EXERCISE OBJECTIVE:
Make an exact copy of the records, and keep the pictures out of it.

DATASET EXCERPTS:
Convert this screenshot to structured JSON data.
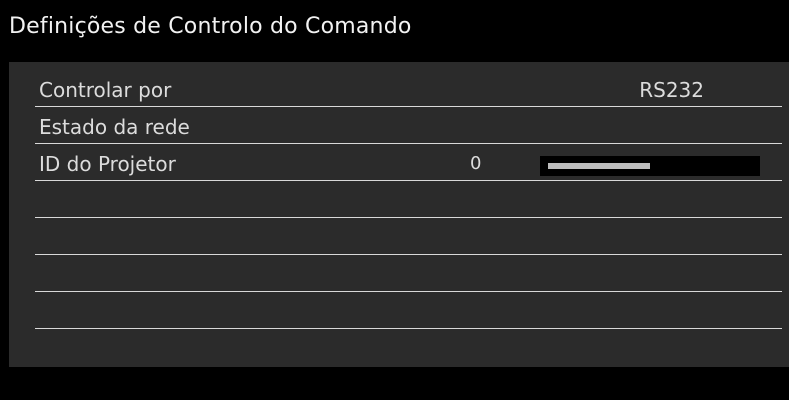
{
  "title": "Definições de Controlo do Comando",
  "rows": [
    {
      "label": "Controlar por",
      "value": "RS232"
    },
    {
      "label": "Estado da rede"
    },
    {
      "label": "ID do Projetor",
      "value": "0",
      "slider_fill_fraction": 0.5
    }
  ],
  "colors": {
    "background": "#000000",
    "panel": "#2b2b2b",
    "text": "#dcdcdc",
    "divider": "#d9d9d9",
    "slider_fill": "#bdbdbd"
  }
}
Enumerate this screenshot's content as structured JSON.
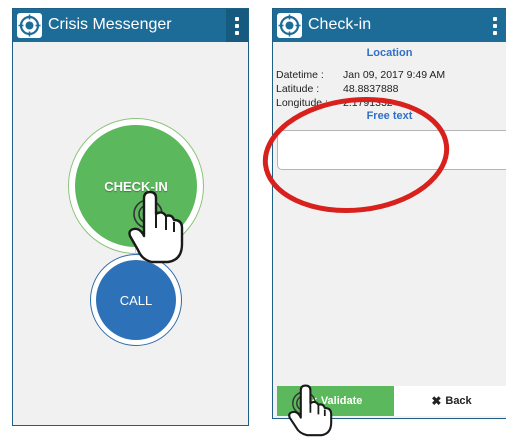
{
  "left_screen": {
    "app_title": "Crisis Messenger",
    "checkin_label": "CHECK-IN",
    "call_label": "CALL"
  },
  "right_screen": {
    "app_title": "Check-in",
    "location_heading": "Location",
    "datetime_label": "Datetime :",
    "datetime_value": "Jan 09, 2017 9:49 AM",
    "latitude_label": "Latitude :",
    "latitude_value": "48.8837888",
    "longitude_label": "Longitude :",
    "longitude_value": "2.1791332",
    "free_text_heading": "Free text",
    "free_text_value": "",
    "validate_label": "Validate",
    "back_label": "Back"
  },
  "icons": [
    "app-logo-icon",
    "kebab-menu-icon",
    "pointing-hand-icon",
    "checkmark-icon",
    "close-x-icon"
  ],
  "colors": {
    "appbar": "#1d6c98",
    "checkin_green": "#5cb85c",
    "call_blue": "#2d72b8",
    "heading_blue": "#3070c8",
    "annotation_red": "#d8201c"
  }
}
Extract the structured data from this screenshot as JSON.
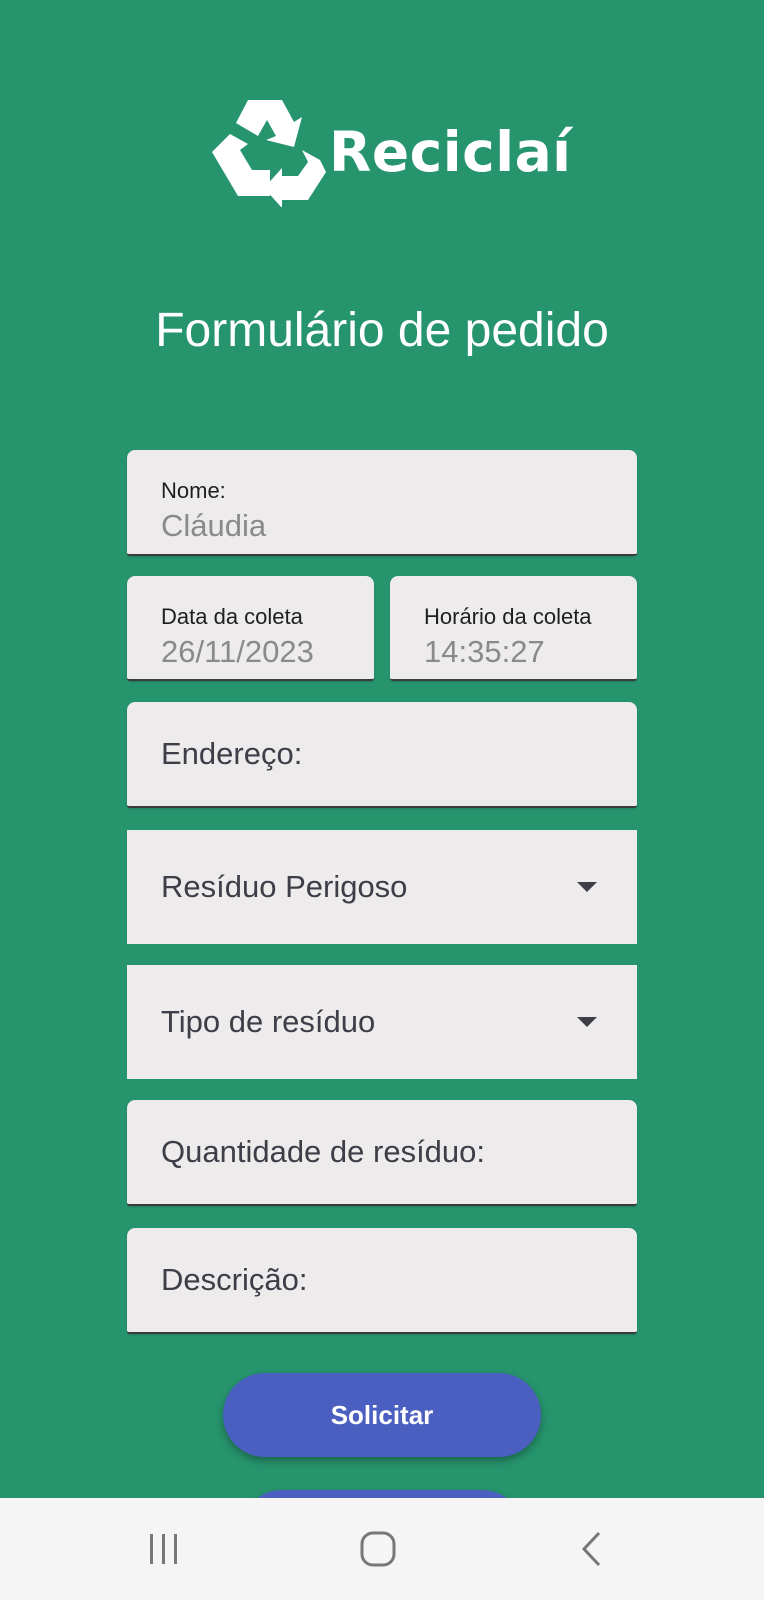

EXERCISE SOLUTION:
Convert this screenshot to structured JSON data.
{
  "title": "Definições de Controlo do Comando",
  "rows": [
    {
      "label": "Controlar por",
      "value": "RS232"
    },
    {
      "label": "Estado da rede"
    },
    {
      "label": "ID do Projetor",
      "value": "0",
      "slider_fill_fraction": 0.5
    }
  ],
  "colors": {
    "background": "#000000",
    "panel": "#2b2b2b",
    "text": "#dcdcdc",
    "divider": "#d9d9d9",
    "slider_fill": "#bdbdbd"
  }
}
Enumerate this screenshot's content as structured JSON.
{
  "left_screen": {
    "app_title": "Crisis Messenger",
    "checkin_label": "CHECK-IN",
    "call_label": "CALL"
  },
  "right_screen": {
    "app_title": "Check-in",
    "location_heading": "Location",
    "datetime_label": "Datetime :",
    "datetime_value": "Jan 09, 2017 9:49 AM",
    "latitude_label": "Latitude :",
    "latitude_value": "48.8837888",
    "longitude_label": "Longitude :",
    "longitude_value": "2.1791332",
    "free_text_heading": "Free text",
    "free_text_value": "",
    "validate_label": "Validate",
    "back_label": "Back"
  },
  "icons": [
    "app-logo-icon",
    "kebab-menu-icon",
    "pointing-hand-icon",
    "checkmark-icon",
    "close-x-icon"
  ],
  "colors": {
    "appbar": "#1d6c98",
    "checkin_green": "#5cb85c",
    "call_blue": "#2d72b8",
    "heading_blue": "#3070c8",
    "annotation_red": "#d8201c"
  }
}
Extract the structured data from this screenshot as JSON.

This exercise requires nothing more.